boaters, marina owners, swimmers, and fishers around the lake
for its ability to crowd out native plants, foul boat propellers,
and smother swimming areas. It was discovered in Lake George
in 1985, and spread quickly.
Last year, divers working for the Lake George Park Commission
(LGPC), which has teamed with the LGA and the Fund for Lake
George to fight invasive species in the lake, hand-harvested some
111,000 pounds of Eurasian watermilfoil. That’s more than the
weight of three full-sized school buses. As a result, the number of
lake sites needing attention is down from about 225 to 150, said
Dave Wick, executive director of the LGPC.
But there are other invasives to worry about. On a warm late
August afternoon, Wick zoomed in on an LGPC boat to pick me
up at a dock near Lake George Village, and we headed for Boon
Bay on the lake’s west side. There, we lowered the boat’s ladder
and jumped into the water with sieves to sift sand for Asian
clams. The clams, first found in the lake five years ago, thrive in
shallow waters with sandy bottoms. Most of Lake George is too
deep for the clams, which are limited to the lake’s edge.
Wick brought up a sieve filled with the invasive clams. The
LGPC and other organizations have tried to eradicate Asian
clams by covering them with plastic mats weighed down with
sandbags and rebar. “That’s worked, but only so well,” said Wick.
The hope is that a native aquatic worm with a taste for Asian
clams will offer new answers. Researchers at the DFWI are studying
the worm, known as Chaetogaster. It works its way into the mantle
cavity of an adult clam, said Sandra Nierzwicki-Bauer, director
of the DFWI. “These worms have been found in Asian clams in
some places in the lake, but not in others,” said Nierzwicki-Bauer.
She’s now comparing clams with and without worms to determine
whether Chaetogaster could be used as a biological control.
The LGPC, with the help of the LGA and the Fund for Lake
George, is spearheading a mandatory Lake George invasive
species boat-inspection program. Boat owners trailering their
vessels to the lake must stop at one of several inspection points
for clearance. The boats are carefully checked from stem to stern
for evidence of invaders. The program has become a model for
others around the country.
At Boon Bay, we climbed back into the LGPC boat and
were soon on our way south toward Lake George Village. As
we arrived, the first signs of sunset appeared. A mile offshore,
a floating Jefferson Project platform, its solar panels giving the
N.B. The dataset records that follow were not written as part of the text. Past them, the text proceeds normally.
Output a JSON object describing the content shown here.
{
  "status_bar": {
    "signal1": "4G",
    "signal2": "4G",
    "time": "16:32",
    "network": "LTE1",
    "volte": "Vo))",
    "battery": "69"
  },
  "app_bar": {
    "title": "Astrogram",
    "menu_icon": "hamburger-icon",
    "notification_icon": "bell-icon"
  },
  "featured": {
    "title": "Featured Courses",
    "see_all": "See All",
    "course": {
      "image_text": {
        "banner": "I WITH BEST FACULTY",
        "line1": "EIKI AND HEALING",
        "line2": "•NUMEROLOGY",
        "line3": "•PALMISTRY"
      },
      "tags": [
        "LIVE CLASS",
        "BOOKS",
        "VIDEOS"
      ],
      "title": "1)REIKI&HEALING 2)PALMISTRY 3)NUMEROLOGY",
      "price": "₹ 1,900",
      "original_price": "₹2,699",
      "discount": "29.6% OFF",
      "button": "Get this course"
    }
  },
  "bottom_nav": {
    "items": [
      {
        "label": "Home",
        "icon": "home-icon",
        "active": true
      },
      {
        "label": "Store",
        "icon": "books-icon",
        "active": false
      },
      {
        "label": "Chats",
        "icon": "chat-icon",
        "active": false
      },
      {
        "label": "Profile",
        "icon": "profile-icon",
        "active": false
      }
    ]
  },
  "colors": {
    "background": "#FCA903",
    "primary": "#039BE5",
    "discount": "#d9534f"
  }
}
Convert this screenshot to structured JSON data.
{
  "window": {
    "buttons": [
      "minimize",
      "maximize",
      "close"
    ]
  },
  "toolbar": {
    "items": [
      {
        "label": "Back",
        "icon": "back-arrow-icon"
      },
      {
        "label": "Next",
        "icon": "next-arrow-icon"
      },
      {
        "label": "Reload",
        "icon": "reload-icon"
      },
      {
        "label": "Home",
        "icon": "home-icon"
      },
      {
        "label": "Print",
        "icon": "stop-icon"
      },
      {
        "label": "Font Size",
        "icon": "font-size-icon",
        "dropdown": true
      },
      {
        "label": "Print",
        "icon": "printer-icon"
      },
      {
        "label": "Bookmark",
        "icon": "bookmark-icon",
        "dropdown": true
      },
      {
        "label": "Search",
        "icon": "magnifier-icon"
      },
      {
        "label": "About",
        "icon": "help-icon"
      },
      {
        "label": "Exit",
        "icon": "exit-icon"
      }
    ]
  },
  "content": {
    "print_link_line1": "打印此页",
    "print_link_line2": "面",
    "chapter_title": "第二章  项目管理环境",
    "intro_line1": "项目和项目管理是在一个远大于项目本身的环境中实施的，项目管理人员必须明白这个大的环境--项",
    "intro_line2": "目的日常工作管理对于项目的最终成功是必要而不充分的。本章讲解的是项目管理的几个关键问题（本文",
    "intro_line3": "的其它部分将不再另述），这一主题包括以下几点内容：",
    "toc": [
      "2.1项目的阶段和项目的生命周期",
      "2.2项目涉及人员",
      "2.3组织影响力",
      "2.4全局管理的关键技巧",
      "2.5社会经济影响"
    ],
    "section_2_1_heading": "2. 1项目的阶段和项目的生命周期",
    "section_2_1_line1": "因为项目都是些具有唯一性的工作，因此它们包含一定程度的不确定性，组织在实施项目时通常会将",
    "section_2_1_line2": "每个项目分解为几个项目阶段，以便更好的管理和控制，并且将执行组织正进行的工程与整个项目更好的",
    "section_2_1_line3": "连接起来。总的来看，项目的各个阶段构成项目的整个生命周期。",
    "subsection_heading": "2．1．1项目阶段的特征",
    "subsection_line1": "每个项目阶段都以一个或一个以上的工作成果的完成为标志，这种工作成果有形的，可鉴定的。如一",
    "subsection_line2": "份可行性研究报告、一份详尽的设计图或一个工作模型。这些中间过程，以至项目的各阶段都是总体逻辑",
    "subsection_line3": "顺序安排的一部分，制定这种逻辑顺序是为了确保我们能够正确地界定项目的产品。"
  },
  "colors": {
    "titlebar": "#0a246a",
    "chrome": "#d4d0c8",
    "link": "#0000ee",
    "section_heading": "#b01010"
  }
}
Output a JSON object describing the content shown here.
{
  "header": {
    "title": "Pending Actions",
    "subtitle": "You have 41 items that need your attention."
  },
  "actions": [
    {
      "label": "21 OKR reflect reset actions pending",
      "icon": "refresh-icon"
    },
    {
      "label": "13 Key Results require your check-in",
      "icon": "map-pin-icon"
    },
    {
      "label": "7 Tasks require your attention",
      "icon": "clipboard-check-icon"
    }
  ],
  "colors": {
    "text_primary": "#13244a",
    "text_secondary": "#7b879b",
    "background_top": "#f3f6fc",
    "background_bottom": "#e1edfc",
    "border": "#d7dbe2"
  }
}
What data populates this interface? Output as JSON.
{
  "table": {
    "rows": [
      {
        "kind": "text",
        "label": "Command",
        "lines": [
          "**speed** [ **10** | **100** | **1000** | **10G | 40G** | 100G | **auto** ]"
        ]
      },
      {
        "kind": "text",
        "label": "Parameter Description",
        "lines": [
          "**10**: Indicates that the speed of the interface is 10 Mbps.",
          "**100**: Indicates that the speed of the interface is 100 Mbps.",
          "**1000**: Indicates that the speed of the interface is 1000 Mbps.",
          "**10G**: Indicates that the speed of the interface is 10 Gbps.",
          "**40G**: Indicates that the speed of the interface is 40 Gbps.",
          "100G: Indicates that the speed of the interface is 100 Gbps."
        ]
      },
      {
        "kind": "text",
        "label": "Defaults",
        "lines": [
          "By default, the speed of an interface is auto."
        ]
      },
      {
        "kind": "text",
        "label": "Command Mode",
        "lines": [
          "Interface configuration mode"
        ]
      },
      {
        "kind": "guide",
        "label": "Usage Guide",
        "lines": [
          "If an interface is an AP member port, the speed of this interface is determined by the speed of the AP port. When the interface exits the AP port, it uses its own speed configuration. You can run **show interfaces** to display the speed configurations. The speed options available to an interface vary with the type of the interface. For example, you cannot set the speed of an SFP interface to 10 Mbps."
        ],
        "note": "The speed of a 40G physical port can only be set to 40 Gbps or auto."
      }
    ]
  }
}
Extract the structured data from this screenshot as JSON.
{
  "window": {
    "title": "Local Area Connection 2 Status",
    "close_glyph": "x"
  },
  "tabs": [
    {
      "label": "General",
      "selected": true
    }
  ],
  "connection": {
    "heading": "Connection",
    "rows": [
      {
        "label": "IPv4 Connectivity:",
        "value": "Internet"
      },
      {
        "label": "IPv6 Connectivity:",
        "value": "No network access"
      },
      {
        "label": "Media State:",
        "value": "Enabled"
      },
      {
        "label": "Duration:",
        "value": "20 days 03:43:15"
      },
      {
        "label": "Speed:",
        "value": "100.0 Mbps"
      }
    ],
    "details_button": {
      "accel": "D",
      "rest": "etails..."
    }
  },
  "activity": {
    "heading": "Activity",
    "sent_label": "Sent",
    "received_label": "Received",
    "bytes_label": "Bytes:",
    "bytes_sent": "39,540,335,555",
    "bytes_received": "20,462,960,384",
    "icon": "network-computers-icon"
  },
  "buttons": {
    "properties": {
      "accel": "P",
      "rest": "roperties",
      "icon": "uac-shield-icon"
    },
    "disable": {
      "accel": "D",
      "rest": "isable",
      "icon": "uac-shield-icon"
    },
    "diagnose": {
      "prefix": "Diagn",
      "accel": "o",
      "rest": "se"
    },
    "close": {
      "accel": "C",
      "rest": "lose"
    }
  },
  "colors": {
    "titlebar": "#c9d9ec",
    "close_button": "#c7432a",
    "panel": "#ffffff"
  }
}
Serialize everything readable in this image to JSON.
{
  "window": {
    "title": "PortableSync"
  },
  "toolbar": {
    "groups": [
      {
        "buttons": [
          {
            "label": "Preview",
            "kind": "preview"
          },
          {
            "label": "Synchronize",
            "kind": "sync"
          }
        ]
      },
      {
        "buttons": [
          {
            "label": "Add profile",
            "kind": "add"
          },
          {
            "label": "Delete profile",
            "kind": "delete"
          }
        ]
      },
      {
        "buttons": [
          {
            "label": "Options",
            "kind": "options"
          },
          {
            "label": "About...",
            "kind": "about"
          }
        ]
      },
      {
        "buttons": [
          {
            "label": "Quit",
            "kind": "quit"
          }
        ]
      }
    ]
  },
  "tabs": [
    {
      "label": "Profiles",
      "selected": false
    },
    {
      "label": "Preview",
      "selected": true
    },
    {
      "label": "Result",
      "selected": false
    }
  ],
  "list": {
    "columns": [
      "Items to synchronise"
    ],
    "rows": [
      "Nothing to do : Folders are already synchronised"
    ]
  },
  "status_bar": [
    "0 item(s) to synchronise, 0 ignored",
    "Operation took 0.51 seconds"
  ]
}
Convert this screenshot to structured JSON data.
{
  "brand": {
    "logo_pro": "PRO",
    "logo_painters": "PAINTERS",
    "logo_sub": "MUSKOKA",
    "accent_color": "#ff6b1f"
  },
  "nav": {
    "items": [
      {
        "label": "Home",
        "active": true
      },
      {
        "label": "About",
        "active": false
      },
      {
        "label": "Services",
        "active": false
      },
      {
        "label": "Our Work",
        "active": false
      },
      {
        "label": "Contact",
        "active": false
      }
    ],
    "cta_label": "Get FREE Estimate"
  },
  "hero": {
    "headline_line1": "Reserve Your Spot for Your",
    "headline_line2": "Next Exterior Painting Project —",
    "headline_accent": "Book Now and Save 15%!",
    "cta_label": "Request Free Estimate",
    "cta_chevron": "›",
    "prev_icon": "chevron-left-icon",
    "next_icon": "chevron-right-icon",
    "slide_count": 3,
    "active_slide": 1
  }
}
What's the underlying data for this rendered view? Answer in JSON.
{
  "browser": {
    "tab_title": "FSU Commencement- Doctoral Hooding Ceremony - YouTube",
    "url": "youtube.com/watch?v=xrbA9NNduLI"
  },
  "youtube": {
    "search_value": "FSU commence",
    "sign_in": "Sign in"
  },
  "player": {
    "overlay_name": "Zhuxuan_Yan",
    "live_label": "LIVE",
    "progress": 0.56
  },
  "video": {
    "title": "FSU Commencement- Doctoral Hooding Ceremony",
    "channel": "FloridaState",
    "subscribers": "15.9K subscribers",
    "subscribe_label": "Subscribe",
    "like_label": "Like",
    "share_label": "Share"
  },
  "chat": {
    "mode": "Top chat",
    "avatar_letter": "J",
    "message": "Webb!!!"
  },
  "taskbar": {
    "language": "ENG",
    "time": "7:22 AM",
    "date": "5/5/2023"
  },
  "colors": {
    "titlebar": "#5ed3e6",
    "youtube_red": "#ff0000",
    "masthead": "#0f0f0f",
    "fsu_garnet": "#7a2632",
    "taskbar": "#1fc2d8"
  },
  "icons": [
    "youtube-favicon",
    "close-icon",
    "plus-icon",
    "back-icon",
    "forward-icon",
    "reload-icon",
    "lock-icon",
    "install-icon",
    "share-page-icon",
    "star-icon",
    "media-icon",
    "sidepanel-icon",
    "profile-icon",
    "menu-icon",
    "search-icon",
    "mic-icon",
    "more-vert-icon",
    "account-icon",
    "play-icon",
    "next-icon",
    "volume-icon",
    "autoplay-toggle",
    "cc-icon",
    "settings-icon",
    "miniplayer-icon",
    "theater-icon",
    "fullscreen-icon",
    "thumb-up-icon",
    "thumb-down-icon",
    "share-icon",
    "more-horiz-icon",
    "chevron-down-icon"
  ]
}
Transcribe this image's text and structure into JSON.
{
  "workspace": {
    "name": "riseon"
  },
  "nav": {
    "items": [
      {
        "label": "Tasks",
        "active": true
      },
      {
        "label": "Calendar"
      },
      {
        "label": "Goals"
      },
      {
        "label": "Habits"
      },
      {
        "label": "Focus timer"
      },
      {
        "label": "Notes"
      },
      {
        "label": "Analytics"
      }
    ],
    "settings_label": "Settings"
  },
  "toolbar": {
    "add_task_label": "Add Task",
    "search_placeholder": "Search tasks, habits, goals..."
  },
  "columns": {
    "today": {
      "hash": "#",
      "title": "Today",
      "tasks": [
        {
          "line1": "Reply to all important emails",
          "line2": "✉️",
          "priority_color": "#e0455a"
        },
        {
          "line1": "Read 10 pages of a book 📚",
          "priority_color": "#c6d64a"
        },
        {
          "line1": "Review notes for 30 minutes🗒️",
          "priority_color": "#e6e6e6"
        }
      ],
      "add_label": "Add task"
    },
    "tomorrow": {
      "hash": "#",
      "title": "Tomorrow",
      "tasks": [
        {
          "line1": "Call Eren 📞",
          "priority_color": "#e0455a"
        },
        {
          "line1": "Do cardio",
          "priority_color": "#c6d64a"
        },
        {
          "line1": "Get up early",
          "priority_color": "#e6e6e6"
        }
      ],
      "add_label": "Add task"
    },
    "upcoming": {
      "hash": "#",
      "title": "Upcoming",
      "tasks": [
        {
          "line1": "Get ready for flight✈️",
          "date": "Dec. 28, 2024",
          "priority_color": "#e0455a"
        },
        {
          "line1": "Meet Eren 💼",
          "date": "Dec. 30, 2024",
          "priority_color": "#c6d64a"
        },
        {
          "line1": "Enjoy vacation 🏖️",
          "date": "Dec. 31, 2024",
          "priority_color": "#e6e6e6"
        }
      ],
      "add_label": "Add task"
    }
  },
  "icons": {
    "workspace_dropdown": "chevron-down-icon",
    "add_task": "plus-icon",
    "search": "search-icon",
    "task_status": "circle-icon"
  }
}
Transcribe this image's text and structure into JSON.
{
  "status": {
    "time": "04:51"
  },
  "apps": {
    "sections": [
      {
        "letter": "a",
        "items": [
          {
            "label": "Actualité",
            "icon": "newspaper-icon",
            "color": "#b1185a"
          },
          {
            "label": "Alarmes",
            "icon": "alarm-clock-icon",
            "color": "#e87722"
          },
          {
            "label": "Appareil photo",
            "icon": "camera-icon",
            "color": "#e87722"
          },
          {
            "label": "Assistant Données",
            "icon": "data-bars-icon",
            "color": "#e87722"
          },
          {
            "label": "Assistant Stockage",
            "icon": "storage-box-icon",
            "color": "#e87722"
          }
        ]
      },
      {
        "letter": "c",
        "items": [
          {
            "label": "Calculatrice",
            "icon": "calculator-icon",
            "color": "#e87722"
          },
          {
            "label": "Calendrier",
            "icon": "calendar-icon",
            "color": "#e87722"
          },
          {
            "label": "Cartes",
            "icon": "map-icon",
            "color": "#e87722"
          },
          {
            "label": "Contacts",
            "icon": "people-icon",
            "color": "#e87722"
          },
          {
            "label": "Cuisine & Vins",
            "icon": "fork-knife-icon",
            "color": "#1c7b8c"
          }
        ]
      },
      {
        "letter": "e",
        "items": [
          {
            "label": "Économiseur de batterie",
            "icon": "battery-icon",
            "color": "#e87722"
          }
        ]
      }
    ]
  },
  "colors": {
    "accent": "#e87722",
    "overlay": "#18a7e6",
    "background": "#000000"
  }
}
appearance of all-seeing eyes, kept watch over a darkening bay.
A high-tech guard on duty to protect the Queen.
Cheryl Lyn Dybas, a fellow of the International League of Conservation Writers, covers
the natural world for National Geographic, Ocean Geographic, National Wildlife, Yankee,
and many other publications. She dedicates this article to her parents, Elizabeth and
the late Joseph Dybas of Lake George, who have loved the lake so well.
Phosphorus: Too Much of a Good Thing
Salt isn’t the only thing that’s polluting Lake George. Excess
phosphorus leaking from rusting septic systems, aging sewage-treatment plants, lawn fertilizer, and household detergent, said
Short, are fueling growth of the lake’s phytoplankton. The microscopic algae – which clump together to form green or brown
slicks when they reach very high numbers – have increased in
the lake by as much as 33 percent over the past four decades.
Rainbow smelt, introduced into the lake in the early twentieth
century, are complicating the picture. The fish feast on microscopic floating animals called zooplankton. If zooplankton are
removed from the water, phytoplankton reproduce very quickly,
often resulting in large, visible “blooms.” When these plant
plankton ultimately die, they sink to the lake’s depths, where
they create oxygen-deprived dead zones.
Jefferson Project researchers are tracking how phosphorus
makes its way into the lake from tributary streams and brooks.
While the scientists seek answers, the Fund for Lake George,
the Lake George Association (LGA), and other organizations
are educating lakeshore landowners about the importance of
keeping septic systems in good working order, and not using